*** Exercise material ***
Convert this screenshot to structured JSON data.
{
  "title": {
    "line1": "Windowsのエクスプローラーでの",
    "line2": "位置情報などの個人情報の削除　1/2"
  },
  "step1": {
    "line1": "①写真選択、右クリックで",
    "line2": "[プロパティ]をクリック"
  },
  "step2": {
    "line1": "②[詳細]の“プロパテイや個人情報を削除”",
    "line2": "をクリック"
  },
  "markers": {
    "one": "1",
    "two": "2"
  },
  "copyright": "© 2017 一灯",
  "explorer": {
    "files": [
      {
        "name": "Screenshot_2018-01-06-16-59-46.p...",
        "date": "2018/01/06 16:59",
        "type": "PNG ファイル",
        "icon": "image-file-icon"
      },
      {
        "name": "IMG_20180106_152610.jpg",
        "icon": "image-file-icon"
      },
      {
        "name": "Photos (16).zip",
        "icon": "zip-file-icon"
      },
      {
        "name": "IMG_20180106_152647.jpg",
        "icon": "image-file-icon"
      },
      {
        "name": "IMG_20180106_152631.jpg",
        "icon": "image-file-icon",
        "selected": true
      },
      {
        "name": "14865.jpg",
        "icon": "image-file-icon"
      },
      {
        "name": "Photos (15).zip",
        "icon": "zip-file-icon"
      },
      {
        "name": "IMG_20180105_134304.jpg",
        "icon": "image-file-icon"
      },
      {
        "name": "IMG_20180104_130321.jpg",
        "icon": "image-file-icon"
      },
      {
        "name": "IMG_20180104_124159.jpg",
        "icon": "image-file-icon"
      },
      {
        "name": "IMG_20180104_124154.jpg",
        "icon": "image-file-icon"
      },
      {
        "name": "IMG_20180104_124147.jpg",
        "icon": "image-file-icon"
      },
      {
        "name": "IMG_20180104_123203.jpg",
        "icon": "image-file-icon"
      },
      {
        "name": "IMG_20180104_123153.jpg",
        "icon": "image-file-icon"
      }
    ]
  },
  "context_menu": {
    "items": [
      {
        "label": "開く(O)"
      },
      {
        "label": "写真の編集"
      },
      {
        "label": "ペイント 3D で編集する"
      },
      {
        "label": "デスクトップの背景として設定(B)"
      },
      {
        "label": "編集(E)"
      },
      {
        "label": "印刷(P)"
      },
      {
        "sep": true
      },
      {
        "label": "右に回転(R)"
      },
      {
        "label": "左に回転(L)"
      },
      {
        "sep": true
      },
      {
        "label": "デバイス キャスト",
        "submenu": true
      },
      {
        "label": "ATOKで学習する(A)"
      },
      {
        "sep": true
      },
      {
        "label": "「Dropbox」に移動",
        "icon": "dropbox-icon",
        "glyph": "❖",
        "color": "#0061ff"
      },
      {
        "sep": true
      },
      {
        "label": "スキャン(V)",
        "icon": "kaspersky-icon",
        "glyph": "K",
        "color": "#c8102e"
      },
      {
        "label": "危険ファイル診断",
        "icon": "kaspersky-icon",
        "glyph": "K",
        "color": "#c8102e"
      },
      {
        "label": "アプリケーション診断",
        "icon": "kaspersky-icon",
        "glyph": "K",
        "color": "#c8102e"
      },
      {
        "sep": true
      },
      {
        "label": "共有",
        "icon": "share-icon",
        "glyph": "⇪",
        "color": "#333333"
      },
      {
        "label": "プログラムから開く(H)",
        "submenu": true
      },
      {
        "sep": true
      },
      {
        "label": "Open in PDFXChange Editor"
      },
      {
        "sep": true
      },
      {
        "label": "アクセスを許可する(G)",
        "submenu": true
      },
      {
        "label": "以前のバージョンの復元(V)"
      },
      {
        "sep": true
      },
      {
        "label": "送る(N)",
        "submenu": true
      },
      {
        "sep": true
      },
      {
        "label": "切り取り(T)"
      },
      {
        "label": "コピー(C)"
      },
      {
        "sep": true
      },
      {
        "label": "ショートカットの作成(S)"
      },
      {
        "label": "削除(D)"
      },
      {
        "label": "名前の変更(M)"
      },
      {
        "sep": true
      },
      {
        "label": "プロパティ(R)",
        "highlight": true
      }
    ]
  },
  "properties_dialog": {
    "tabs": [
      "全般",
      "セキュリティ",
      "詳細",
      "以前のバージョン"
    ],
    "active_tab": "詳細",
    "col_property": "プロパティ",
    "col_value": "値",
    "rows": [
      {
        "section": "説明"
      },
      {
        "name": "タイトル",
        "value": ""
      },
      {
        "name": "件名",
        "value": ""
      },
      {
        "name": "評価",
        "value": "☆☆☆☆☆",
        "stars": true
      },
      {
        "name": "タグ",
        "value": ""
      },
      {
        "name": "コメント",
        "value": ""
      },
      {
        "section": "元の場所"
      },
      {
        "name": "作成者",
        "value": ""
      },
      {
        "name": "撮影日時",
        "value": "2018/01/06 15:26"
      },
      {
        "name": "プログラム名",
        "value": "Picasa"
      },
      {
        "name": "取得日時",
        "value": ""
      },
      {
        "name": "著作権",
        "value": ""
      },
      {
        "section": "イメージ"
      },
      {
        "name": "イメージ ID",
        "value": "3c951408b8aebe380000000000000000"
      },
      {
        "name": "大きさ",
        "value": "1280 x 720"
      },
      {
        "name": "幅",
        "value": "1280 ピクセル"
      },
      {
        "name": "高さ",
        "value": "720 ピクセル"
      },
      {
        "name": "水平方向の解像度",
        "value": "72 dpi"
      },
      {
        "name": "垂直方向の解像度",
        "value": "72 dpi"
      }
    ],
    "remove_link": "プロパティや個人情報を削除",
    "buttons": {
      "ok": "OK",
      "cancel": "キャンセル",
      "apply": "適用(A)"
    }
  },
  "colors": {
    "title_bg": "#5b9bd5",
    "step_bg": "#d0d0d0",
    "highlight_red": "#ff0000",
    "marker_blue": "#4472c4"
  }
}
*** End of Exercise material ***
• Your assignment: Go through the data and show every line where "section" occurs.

• Worked solution:
        "section": "説明"
        "section": "元の場所"
        "section": "イメージ"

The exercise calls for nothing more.